◆ **Exercise directions**:
List all lines of the data containing the word "that".

[Extracted data entries]
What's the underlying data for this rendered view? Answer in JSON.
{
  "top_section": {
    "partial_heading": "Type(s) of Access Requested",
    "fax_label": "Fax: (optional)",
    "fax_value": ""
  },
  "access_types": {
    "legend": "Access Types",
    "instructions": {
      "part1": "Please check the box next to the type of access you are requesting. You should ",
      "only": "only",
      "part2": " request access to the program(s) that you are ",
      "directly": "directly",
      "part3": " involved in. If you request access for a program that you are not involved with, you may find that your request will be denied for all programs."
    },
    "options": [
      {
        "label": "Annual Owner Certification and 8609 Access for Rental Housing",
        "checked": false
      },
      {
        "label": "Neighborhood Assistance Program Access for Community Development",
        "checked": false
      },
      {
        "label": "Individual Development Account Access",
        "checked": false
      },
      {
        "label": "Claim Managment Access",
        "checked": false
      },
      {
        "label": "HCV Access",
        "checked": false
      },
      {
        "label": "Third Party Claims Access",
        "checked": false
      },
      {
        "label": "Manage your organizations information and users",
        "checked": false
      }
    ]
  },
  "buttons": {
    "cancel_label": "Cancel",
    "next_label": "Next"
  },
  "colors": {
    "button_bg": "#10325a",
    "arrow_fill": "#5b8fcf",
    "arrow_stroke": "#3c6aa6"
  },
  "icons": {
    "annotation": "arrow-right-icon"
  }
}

◆ **Result of this task**:
      "part2": " request access to the program(s) that you are ",
      "part3": " involved in. If you request access for a program that you are not involved with, you may find that your request will be denied for all programs."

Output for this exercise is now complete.